» Task
Lines of the material that include the string "this" should be returned.

» Records shown

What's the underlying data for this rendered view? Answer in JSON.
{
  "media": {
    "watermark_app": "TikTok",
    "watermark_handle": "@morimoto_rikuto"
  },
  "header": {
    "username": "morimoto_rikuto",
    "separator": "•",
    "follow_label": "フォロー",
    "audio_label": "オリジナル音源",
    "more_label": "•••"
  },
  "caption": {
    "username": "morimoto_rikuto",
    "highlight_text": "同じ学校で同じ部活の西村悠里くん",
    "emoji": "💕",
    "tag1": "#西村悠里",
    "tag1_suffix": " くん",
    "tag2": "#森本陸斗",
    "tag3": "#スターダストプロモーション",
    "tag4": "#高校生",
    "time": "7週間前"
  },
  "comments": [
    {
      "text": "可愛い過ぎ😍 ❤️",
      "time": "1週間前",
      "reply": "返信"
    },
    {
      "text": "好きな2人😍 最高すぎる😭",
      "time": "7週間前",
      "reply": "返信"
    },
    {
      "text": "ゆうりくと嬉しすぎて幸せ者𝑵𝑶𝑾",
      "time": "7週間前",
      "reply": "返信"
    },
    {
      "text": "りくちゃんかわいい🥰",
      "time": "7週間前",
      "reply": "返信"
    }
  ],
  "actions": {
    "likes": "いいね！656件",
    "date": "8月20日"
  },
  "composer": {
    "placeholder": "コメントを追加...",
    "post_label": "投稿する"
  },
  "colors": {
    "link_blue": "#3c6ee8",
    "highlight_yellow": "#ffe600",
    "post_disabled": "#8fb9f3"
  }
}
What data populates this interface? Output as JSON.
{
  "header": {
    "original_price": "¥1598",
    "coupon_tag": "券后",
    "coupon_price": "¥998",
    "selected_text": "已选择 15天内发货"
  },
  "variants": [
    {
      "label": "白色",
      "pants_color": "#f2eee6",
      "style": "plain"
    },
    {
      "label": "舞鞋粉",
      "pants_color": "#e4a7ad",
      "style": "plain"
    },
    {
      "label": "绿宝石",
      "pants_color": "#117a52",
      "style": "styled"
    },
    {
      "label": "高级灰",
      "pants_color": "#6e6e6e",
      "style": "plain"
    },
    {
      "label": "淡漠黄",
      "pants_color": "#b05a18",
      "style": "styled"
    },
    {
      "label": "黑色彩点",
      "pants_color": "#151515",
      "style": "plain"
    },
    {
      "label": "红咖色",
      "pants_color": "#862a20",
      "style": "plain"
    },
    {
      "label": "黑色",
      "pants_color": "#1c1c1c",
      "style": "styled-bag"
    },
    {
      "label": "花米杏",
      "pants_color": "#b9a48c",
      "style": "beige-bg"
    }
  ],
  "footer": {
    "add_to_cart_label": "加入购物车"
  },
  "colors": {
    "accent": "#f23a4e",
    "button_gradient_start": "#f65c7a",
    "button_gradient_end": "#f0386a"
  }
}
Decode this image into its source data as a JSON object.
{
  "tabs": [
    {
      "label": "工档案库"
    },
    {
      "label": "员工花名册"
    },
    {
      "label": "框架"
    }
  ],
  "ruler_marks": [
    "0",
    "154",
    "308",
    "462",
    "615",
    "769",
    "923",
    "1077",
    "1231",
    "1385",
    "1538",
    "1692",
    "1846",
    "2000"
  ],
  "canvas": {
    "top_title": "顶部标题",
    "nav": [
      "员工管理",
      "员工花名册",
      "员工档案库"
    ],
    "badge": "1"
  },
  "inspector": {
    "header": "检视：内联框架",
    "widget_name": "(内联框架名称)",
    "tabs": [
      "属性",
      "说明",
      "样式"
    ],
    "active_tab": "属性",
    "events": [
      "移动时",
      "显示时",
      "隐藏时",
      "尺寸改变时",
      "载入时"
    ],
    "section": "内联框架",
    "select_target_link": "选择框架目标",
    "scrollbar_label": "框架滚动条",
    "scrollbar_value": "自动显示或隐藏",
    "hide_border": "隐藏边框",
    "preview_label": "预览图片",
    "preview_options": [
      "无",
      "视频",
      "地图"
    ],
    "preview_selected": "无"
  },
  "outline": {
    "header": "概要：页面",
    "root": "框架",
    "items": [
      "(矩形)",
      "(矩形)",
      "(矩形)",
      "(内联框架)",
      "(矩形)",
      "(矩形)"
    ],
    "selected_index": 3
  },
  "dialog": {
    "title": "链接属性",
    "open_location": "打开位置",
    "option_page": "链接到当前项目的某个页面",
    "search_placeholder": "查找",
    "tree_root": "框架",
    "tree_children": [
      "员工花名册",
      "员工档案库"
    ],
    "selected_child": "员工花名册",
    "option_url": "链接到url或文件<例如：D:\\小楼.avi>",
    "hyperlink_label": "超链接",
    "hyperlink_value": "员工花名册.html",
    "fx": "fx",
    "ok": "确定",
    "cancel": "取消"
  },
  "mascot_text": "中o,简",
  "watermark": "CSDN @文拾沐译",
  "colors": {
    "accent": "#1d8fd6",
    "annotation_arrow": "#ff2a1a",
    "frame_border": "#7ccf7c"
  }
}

» Response to the exercise
What's the underlying data for this rendered view? Answer in JSON.
What data populates this interface? Output as JSON.
Decode this image into its source data as a JSON object.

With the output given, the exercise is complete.